> Task brief:
Gather all lines in the data that hold the string "подписки".

> Entries from a dataset of interfaces:
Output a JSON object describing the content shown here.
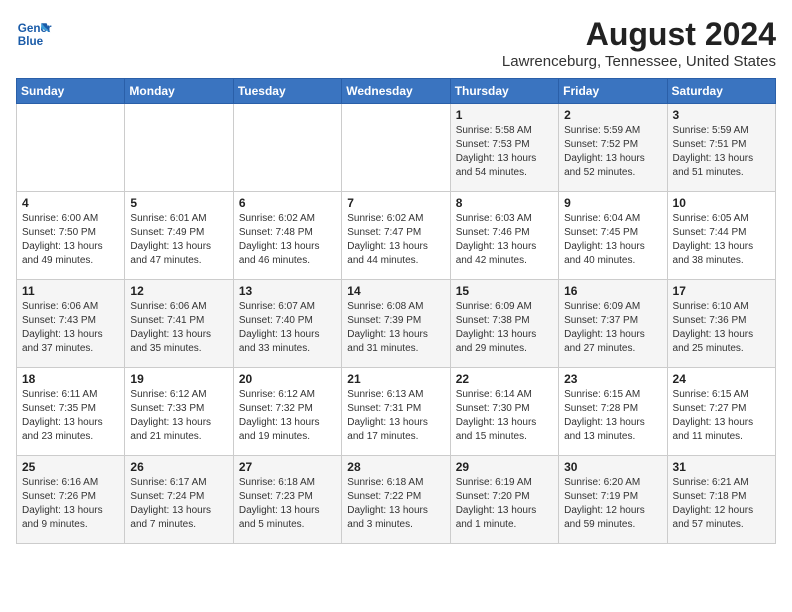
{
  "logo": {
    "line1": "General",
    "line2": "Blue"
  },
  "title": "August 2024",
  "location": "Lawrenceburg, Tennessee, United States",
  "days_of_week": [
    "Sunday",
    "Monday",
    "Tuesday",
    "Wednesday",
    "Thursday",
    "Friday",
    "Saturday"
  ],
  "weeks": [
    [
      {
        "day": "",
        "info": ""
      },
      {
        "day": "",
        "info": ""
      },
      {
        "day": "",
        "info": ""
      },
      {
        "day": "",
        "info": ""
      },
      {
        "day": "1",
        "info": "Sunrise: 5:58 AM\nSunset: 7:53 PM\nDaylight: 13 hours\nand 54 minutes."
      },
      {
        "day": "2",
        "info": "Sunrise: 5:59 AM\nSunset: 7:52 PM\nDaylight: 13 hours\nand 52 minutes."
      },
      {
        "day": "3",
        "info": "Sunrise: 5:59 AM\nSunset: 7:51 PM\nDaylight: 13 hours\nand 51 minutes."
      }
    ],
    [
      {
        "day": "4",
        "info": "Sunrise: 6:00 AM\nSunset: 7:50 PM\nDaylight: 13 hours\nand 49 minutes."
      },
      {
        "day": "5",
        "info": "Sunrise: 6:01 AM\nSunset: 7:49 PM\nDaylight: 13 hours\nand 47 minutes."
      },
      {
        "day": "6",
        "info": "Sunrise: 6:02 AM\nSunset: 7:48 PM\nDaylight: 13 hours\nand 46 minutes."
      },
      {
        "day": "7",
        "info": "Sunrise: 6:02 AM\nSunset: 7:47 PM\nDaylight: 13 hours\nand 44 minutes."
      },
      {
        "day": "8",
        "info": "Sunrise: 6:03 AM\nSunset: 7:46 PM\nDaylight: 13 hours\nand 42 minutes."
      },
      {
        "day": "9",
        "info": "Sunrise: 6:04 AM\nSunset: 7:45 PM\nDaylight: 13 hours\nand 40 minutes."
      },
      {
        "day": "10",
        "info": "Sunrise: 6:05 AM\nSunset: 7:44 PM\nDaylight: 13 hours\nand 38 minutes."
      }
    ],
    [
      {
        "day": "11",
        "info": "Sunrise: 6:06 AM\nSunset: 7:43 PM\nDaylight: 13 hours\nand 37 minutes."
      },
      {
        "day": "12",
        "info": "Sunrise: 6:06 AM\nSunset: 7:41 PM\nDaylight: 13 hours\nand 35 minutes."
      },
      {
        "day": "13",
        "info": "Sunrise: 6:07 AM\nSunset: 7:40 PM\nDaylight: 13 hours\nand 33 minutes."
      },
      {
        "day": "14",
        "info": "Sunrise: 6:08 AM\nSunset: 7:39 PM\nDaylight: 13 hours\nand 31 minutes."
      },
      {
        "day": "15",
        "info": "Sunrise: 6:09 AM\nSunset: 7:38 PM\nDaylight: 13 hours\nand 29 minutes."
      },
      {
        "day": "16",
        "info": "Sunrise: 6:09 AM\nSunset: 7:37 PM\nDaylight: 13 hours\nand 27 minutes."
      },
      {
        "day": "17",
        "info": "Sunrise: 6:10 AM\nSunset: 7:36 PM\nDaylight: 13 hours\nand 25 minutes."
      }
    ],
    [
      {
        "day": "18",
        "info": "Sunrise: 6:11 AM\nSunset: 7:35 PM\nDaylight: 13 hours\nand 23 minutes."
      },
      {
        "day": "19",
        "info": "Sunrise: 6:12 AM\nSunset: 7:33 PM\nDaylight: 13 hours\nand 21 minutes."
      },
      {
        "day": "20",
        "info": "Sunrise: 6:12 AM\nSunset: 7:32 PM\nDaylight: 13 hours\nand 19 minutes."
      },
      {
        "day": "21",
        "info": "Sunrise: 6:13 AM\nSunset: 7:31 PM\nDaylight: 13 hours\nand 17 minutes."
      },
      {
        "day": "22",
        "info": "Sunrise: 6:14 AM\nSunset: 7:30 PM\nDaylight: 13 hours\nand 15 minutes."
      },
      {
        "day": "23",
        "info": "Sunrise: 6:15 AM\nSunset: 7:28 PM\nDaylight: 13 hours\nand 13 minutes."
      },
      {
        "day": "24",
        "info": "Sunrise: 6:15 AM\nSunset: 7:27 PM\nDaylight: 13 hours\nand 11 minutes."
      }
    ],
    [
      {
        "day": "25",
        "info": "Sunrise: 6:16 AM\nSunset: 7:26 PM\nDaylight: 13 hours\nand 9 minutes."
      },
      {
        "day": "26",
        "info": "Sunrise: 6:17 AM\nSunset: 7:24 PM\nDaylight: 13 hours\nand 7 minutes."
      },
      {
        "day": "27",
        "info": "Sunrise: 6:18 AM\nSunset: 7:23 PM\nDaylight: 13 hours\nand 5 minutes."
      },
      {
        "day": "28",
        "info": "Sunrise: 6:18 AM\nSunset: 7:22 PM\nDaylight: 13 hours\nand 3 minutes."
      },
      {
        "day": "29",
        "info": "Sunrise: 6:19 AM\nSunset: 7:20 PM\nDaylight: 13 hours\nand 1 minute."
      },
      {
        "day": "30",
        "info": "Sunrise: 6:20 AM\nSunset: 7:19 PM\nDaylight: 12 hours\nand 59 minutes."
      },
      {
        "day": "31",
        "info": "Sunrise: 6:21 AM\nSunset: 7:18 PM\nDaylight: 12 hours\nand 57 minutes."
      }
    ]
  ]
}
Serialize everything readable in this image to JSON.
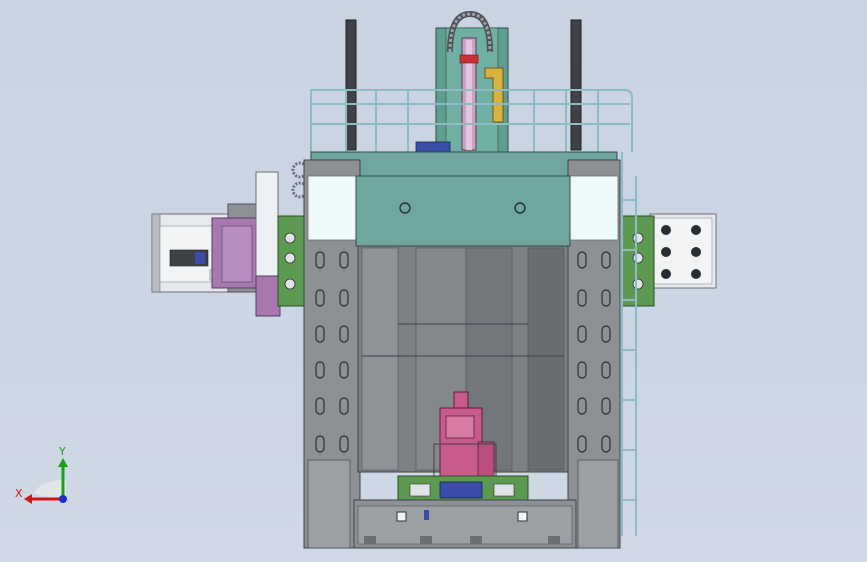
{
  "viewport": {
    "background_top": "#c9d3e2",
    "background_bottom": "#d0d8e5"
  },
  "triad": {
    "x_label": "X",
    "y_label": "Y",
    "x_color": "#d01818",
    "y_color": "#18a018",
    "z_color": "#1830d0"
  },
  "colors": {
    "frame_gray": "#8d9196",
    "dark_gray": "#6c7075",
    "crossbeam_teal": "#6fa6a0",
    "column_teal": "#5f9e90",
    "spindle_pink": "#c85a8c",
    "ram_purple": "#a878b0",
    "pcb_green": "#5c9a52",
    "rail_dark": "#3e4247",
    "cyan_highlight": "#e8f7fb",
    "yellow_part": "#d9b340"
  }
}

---

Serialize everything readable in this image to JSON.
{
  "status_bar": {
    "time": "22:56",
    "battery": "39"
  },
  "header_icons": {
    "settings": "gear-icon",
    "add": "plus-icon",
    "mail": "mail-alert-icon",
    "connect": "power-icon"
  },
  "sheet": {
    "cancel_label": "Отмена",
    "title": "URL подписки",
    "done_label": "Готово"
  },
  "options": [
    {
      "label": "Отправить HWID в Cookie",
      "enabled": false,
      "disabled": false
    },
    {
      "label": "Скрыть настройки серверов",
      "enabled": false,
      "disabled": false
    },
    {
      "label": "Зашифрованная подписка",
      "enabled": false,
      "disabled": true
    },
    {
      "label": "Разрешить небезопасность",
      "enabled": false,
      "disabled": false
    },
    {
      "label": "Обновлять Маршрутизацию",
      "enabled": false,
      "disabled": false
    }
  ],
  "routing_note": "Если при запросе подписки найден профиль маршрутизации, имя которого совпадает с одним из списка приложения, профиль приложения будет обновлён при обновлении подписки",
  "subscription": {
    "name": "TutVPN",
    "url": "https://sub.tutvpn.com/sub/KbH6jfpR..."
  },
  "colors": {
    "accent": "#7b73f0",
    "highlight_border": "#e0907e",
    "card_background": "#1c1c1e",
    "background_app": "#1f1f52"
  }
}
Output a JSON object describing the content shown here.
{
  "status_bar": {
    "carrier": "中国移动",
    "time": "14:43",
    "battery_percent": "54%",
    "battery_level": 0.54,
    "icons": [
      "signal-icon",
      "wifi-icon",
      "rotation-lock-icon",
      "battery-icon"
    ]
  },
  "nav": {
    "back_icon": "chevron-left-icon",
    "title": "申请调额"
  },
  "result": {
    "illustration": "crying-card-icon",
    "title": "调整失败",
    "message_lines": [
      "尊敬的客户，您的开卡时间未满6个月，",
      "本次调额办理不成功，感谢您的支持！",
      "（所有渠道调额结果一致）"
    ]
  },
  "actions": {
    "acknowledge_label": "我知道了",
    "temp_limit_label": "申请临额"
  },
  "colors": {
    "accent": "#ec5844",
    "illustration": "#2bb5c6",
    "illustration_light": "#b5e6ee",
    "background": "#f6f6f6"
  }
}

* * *

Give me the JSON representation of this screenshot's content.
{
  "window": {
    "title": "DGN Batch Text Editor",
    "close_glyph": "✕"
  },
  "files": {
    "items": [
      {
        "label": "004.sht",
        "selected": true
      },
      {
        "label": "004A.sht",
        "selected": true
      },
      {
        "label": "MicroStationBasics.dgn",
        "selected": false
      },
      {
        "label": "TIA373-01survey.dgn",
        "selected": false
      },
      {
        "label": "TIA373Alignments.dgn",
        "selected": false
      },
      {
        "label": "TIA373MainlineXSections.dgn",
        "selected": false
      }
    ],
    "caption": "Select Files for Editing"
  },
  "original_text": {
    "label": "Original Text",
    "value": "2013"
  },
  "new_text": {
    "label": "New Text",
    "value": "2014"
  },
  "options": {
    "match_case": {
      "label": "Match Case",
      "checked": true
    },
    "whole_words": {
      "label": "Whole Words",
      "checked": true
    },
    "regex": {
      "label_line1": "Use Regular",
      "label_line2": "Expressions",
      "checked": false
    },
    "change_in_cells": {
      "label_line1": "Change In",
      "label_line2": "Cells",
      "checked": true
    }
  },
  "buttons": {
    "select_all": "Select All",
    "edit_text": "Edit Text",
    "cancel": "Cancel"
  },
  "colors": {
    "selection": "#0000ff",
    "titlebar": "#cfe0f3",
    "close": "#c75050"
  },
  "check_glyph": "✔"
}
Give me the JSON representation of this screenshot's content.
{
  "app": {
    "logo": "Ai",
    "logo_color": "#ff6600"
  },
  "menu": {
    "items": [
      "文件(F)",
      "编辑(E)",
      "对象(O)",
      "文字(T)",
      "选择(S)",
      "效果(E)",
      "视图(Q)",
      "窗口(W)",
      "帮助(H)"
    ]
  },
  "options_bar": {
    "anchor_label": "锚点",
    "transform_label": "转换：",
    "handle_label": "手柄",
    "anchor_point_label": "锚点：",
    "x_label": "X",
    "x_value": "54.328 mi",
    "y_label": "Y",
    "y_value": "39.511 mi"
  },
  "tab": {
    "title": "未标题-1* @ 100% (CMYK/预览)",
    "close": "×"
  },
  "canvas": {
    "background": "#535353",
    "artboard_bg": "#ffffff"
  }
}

> Result for this task:
    "title": "URL подписки",
  "routing_note": "Если при запросе подписки найден профиль маршрутизации, имя которого совпадает с одним из списка приложения, профиль приложения будет обновлён при обновлении подписки",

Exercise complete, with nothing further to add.